  7. 7. • Kant is not trying to prove God’s existence but is merely arguing that morality is ordered in a moral way. • That IF the universe is fair • And IF the summon bonum can be achieved • Then God and after life are necessary postulates. • Do you think the universe if fair? • Do you think there is a Highest Good?
  8. 8. Impossible to prove Evolution: behave morally because want others to behave morally towards us. Peter Cole: Why should virtue be rewarded with happiness? Assumes that the universe is fair but is it? Why should virtue be rewarded at all, not a means to an end. If you don't believe in God this argument will not help someone be moral, only helps the believers Kant argues that only God can bring about the Summon Bonum. But why God? Brian Davies: “why not a pantheon of angels?”
  9. 9. Deep deep down at the bottom of unconscious mind – son’s love of mother. Conscience: based upon guilt of disappointing parents.Must conform to societies behavioural expectations. Morality comes from human conscience not GOD.

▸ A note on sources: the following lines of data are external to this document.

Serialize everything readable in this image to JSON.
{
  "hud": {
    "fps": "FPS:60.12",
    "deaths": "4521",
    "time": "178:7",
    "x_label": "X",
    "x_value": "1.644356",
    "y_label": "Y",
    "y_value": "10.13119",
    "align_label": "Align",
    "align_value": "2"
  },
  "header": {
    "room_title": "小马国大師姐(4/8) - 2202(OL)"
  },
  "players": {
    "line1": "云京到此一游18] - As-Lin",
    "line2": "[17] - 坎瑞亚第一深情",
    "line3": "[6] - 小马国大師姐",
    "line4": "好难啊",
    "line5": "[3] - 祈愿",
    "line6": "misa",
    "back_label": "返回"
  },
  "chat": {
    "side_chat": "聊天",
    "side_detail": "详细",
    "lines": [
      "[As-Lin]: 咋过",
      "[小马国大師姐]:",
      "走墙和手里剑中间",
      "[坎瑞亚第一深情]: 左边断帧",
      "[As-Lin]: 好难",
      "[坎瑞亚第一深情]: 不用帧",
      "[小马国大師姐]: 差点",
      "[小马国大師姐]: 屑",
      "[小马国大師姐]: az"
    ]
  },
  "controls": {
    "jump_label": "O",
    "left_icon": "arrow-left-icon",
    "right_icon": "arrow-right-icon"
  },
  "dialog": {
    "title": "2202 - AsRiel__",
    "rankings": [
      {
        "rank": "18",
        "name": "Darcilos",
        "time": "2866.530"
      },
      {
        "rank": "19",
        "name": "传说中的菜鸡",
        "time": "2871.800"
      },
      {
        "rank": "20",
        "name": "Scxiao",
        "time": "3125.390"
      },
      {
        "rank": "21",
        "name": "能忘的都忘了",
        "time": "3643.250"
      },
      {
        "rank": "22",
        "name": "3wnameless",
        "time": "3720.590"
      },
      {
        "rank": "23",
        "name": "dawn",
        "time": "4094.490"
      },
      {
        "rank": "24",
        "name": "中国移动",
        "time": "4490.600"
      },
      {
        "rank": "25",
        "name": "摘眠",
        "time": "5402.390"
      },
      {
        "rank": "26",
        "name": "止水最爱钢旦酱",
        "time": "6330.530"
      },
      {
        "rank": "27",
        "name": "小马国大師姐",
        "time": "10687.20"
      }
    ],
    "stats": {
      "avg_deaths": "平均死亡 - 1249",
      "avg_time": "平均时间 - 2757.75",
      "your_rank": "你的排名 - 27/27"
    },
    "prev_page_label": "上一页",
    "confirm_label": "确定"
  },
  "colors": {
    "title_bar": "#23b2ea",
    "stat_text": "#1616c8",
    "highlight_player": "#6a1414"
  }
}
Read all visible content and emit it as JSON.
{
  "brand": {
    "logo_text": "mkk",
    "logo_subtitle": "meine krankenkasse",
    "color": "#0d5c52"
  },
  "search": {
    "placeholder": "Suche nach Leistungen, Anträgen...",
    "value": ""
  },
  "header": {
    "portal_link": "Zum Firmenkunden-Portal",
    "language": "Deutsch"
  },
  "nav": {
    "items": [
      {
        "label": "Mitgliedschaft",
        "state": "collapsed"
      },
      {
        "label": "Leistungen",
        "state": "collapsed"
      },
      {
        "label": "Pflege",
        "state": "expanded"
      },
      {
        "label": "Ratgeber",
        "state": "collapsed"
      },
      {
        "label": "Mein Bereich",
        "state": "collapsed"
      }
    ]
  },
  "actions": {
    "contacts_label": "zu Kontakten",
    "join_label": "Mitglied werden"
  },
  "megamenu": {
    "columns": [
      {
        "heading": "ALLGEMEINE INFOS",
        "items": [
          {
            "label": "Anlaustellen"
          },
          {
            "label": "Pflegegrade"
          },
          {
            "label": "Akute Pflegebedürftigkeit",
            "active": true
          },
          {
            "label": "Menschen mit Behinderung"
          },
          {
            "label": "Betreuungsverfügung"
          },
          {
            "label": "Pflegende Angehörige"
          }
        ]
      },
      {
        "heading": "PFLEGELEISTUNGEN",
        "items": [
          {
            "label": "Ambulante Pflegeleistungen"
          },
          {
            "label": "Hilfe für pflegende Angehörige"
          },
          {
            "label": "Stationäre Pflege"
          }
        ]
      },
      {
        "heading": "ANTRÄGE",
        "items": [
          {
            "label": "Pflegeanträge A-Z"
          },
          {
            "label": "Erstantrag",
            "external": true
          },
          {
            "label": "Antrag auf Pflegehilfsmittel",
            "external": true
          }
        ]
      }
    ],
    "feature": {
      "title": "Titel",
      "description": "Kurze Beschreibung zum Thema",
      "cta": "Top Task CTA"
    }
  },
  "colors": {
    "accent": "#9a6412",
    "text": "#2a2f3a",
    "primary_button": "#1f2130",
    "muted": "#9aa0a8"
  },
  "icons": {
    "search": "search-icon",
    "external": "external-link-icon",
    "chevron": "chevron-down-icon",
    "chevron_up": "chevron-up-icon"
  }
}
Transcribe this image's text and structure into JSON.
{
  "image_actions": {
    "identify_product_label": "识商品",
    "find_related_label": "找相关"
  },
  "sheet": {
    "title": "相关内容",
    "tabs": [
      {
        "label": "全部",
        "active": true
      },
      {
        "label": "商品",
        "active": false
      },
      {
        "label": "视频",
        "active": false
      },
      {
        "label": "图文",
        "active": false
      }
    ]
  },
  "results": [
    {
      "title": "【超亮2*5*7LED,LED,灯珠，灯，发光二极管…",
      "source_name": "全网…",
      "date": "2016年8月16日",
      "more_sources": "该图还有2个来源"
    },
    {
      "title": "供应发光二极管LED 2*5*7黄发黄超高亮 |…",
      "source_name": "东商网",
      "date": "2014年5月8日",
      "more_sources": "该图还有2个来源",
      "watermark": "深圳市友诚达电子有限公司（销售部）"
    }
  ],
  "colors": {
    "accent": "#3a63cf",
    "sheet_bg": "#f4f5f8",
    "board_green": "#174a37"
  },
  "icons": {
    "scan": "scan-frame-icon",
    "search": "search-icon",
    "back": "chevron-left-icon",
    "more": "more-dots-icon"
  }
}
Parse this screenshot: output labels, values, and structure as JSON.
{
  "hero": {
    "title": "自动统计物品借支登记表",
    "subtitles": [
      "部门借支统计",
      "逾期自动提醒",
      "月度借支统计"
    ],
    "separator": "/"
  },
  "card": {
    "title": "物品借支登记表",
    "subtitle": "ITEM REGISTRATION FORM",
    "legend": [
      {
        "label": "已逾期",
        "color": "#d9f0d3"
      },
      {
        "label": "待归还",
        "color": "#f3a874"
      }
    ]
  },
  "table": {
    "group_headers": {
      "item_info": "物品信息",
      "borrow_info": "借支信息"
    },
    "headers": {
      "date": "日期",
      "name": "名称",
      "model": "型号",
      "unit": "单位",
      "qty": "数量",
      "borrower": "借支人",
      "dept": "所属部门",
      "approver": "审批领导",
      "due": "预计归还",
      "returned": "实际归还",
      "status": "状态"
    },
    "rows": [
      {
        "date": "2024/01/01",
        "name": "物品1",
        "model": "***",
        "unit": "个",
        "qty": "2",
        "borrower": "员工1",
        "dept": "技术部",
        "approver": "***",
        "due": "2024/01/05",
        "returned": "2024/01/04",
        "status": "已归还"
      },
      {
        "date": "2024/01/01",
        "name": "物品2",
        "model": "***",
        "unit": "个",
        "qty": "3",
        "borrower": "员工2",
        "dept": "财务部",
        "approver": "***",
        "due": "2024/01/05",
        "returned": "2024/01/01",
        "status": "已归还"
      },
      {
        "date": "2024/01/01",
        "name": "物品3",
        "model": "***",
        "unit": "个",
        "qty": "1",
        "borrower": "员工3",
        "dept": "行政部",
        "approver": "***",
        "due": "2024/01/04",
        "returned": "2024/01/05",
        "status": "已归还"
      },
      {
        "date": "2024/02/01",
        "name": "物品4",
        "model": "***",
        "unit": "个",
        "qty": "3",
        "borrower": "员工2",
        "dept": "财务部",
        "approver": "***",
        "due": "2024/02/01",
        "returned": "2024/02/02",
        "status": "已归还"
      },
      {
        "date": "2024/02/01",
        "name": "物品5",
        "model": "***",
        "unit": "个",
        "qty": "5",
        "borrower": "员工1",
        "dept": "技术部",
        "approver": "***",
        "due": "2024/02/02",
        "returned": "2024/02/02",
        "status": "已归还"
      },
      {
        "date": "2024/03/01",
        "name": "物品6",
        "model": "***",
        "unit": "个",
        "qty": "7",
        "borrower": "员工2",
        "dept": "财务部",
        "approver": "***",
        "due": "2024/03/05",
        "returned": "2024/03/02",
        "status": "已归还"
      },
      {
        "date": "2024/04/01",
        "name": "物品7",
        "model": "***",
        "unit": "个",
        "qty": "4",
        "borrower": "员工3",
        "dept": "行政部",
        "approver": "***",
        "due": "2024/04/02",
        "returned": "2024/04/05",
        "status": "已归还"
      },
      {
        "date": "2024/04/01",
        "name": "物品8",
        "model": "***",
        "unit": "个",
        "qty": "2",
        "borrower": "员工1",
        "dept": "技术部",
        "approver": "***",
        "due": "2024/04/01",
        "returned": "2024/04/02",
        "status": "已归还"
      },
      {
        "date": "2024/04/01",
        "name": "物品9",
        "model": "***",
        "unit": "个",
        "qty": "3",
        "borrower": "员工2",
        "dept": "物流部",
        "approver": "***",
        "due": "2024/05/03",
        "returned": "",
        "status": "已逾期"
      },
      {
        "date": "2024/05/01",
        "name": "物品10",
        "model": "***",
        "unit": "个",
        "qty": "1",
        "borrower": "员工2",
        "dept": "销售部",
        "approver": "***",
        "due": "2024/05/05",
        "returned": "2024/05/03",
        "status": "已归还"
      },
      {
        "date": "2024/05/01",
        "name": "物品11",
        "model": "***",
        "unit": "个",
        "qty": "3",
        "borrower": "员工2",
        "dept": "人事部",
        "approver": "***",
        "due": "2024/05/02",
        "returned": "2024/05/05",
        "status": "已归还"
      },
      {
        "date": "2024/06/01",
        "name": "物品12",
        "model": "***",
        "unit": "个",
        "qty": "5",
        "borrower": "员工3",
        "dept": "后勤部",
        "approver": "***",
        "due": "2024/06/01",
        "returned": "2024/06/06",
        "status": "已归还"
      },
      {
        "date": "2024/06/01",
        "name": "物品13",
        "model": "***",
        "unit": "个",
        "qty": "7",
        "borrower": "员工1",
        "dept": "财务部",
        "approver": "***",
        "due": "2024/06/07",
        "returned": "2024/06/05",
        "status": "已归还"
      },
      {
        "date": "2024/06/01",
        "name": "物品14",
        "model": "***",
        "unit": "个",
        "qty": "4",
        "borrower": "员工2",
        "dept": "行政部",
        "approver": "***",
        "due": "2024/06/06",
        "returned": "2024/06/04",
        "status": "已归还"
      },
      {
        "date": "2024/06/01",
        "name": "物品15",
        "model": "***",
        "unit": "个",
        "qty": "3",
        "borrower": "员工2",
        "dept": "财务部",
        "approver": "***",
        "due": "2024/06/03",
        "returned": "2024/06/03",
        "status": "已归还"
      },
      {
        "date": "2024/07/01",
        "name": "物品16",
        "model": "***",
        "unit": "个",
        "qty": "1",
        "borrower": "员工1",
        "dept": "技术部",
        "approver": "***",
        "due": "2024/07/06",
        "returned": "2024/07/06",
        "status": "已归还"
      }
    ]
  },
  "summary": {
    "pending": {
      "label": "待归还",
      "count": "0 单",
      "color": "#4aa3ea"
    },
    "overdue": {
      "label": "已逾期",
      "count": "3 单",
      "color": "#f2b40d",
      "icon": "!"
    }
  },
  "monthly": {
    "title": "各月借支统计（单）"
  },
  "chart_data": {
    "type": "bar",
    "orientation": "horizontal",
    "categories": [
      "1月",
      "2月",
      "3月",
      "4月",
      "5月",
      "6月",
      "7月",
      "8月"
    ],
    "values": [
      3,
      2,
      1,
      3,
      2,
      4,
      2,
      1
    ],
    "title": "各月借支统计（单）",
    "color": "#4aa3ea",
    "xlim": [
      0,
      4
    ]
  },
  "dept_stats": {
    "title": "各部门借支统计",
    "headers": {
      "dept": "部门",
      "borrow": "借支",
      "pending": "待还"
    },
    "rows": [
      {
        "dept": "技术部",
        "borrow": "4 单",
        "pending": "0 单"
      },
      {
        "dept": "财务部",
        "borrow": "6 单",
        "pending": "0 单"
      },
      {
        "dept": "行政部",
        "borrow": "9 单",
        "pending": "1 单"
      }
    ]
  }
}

  10. 10. • Famous Psychologist • Founder of psychoanalysis • Religion is an ‘obsessional neurosis’ • A neuroses describes problems experienced in life e.g. traumas that are repressed in the mind and develop into obsessive neurosis in adulthood e.g. repetitive behaviour • Thus, belief in God, an afterlife or happiness are just obsessional neurosis that religion satisfies. • Therefore, against Kant, disproves the need for summon bonum, afterlife or postulate of God.
  11. 11. The mind has three parts: 1. The Id: human instincts, desires and appetites 2. The ego: shaped by external influences – traumas, education, upbringing 3. The superego: part of ego, human reason, make decisions. Parenting values and influence mould superego. Superego is where the conscience is found.
  12. 12. • Moral values are the result of our experiences through upbringing and interaction with the subconscious mind. • Parents = influence through education, values, morals • Therefore morals are not objective, universal, rational or absolute as Kant implied but society and upbringingQuickly research: Primal Horde and Totem/ Taboo
  13. 13. Strengths • Founder of psychoanalysis • Fundamental in the development of dreams, mind (Id, Ego, and superego) and conscious, sub conscious, unconscious (iceberg) ideas • Clear that parents/ environment affect our morals and ethical ideas • Explains why all our morals are so different: over time/ culture/s society because of the influence of parents on the individual. Weakness • Unethical/ unscientific case studies done: Little Hans • What about children from single parent families or modern families - Freud implies they are immoral = illogical • What happens if parents are immoral? – implies little freewill over morals if inbuilt by parents • Does this mean parents can be held responsible if their children are immoral/ break the law?
  14. 14. If you would like further information please follow the link below to my blog: